We are always looking to understand more about our universe. For all the questions we've answered, there are always new ones to ask. Humans are very good at developing explanations for the things that puzzle us. Some of our explanations are founded in evidence, and these are the ones we trust. But there are times when evidence is scarce or difficult to gather, or when the question we are trying to answer is so new that we haven’t figured out what to do with it yet. This edge of human knowledge, where we don’t fully understand something but we think we know what questions we should be asking, is where you can find the subject matter in Dresden Codak.
Dresden Codak is often science fictional, frequently philosophical, and always surreal. There are two types of Dresden Codak comics: standalones and storyline comics. The standalones don’t necessarily have any continuity with anything else, but they sometimes include characters that also appear in the storyline comics, and in those cases you can typically assume that they take place in the same continuity.
Regardless of whether a particular installment is part of a storyline or not, it will typically feature compelling ideas coupled with absurd humor.
I’ll note here that, while there are storylines and there is continuity, I won’t be overly concerned with spoilers in this post. The events in Dresden Codak are not the point... It’s all about the ideas being presented and the impact of those ideas. The events themselves matter less than their context, and context is much more difficult to spoil.
Dresden Codak deals with an extremely diverse range of subjects, and it tackles those subjects in equally diverse ways. Sometimes there are engaging illustrations of theories that are fun to think about despite (or perhaps because of) their complete disregard for established scientific knowledge.
That same tendency shows up in a different form with “Caveman Science Fiction,” applying a modern fear of the unknown to ancient technological advancement.
Every Dresden Codak comic addresses some idea about the nature of reality. Sometimes those ideas are dealt with in a serious and thought-provoking manner, and sometimes they’re dealt with in a facetious and thought-provoking manner. What connects them all is an absurdist streak and an enthusiasm for asking the hard questions and exploring whatever answers come our way.

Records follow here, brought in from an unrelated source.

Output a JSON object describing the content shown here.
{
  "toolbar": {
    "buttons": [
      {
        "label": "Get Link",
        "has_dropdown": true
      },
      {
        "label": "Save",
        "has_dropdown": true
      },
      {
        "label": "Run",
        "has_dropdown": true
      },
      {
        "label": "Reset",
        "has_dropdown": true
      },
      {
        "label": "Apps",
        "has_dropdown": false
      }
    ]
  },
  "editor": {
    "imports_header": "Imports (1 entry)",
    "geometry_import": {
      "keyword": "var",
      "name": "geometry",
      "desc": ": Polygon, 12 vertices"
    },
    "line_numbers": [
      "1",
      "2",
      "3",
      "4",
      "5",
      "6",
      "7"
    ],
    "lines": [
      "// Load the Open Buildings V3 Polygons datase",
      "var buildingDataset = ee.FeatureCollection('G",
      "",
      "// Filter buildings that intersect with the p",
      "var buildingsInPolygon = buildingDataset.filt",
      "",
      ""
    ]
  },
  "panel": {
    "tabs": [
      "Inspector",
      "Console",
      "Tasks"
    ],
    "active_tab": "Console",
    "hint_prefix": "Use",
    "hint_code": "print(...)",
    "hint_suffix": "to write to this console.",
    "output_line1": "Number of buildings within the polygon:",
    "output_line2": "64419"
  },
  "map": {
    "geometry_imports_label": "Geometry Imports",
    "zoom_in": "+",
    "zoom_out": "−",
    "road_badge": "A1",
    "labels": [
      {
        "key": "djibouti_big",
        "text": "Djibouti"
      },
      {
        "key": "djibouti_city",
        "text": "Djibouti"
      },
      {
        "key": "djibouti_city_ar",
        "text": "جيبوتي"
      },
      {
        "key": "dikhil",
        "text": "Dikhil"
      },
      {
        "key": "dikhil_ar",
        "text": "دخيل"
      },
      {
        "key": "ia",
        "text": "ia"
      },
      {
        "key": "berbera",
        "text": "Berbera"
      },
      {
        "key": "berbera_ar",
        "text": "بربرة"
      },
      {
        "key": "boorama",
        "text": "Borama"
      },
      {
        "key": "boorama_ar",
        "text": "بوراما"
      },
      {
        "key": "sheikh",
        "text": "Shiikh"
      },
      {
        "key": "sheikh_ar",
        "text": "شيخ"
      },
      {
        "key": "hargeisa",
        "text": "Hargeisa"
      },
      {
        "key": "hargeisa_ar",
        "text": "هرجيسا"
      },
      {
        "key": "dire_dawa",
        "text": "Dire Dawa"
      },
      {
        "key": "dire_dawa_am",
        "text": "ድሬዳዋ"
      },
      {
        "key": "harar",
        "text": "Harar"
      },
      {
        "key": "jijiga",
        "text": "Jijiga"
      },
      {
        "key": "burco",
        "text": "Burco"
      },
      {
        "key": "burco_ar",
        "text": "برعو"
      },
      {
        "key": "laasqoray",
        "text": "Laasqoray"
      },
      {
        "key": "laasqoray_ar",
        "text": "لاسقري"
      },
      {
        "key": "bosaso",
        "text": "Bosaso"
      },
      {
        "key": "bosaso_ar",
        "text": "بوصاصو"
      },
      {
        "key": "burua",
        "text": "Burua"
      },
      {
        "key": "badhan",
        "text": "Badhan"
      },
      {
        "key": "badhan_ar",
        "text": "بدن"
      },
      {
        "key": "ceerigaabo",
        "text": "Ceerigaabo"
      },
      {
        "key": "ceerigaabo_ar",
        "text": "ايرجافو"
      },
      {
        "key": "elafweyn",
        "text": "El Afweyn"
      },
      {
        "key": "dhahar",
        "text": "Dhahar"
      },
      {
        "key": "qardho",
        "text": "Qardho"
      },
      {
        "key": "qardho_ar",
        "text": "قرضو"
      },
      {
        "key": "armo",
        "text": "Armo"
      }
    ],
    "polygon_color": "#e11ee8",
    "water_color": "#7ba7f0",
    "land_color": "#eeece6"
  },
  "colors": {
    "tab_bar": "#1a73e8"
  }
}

Some installments thoroughly explore a single concept, allowing enough atmosphere and pacing to let the central idea breathe.
Other installments cram so many concepts into one package that it seems as if it might burst, spewing bits of idea all over everything and ruining the carpet.
Last week I praised the striking composition that can be found in Family Man. At the risk of sounding repetitive, Dresden Codak often has truly innovative composition. Even in the most straightforward grid layouts, every bit of space is put to use, and often the flow of action goes in unexpected directions. For example, take this development in "Dungeons and Discourse," the Dresden Codak roleplaying game of choice. In the space of a single panel, events curve around a barrier and reverse direction.
|Begin at the top and to the right.|
Difficult questions about the future, dependence on technology, and the nature of humanity provide frequent subject matter. While developments in Dresden Codak are rarely reassuring, they are typically refreshing. There may be a cynical viewpoint at work, but it’s tempered with a sense of humor and humility.
I say “humility” because I feel that nothing expressed in Dresden Codak is definitive. The world may be depicted as cruel, but the world may turn out to be kind. Some installments seem to promote messages contrary to other installments. These messages are all worth hearing, but none are to be blindly accepted. They are suggestions, not statements.
And the overall message is one of enthusiasm for ideas and progress, and one of hope for the future. Even if we must temper our expectations with what we know of human nature, Dresden Codak encourages us to enjoy what we see when we look ahead.
Dresden Codak is written and drawn by Aaron Diaz and updates irregularly, with a new page typically appearing every few months or so.
The storyline currently running at Dresden Codak is called “Dark Science,” and the first page of “Dark Science” is possibly my favorite page in all of Dresden Codak. It made me laugh harder than practically anything I have ever read.